Prior to serving a landlord’s “N” notice on a Tenant for rent arrears, one of our clients prefers we take a softer approach of demanding payment by way of a demand letter, rather than the official LTB Form.

I’ve been dealing with a particular tenant for quite some time, and usually (according to them), rent has paid late because of banking glitches.

After failing to pay rent for 4 months, and failing to respond to our demand letters,  our client has finally instructed us to serve the Tenant with an N4, being a notice that ends the tenancy for non-payment of Rent.  Should the tenant fail to pay by the date on the Notice, an Application to terminate the tenancy is brought.

Upon receipt of the N4, the tenant made the accusation that the N4 was in retaliation for the tenant’s “pending litigation.”  Am I psychic?  Did I know of this litigation that is pending, but has not yet commenced?  Perhaps the N4 is in response to the almost $20,000.00 in rent arrears they owe, but I digress.

The Tenant alleges negligence which resulted in alleged health issues as justification to stop paying rent, which they continue to reside at without payment of rent.  For the record, we are not talking about an average tenant in average rental unit.  The tenant is a sophisticated businessperson, and the unit can be described as more of a luxury property.

The Tenant has never made any allegations against our client for negligence, nor have they ever complained about health issues in the almost one-year back and forth with them about paying rent.

Some tenants are under the impression that they can stop paying rent for whatever reason they choose.  Rent in Ontario is non-negotiable.  The only way you can legally stop paying is if the Landlord and Tenant Board tells you can.   

It would also help if the tenant raised their issues with the landlord and/or their representative when they arise and not when the Landlord serves you with a Notice for failing to pay rent for months.  How is the Landlord supposed to remedy any issues if they’re not aware of them?
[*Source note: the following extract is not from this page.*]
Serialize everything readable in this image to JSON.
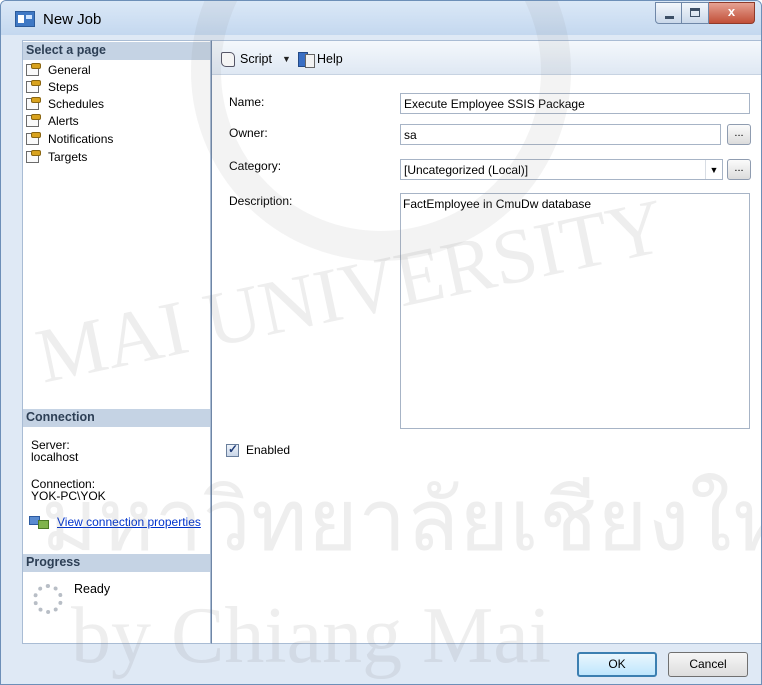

To legally stop paying rent in Ontario, the Tenant would be required to bring an Application before the Board to determine their rights.  Some tenants wait to complain at the Landlord’s Application hearing where the Landlord is obtaining an Order to evict the tenant, and at that time, it’s too late.

Failing to pay rent, and staying silent on your issues is not the appropriate way to deal with your issues with your landlord.  You can end up looking for a new home.

Murray Brown, Licensed Paralegal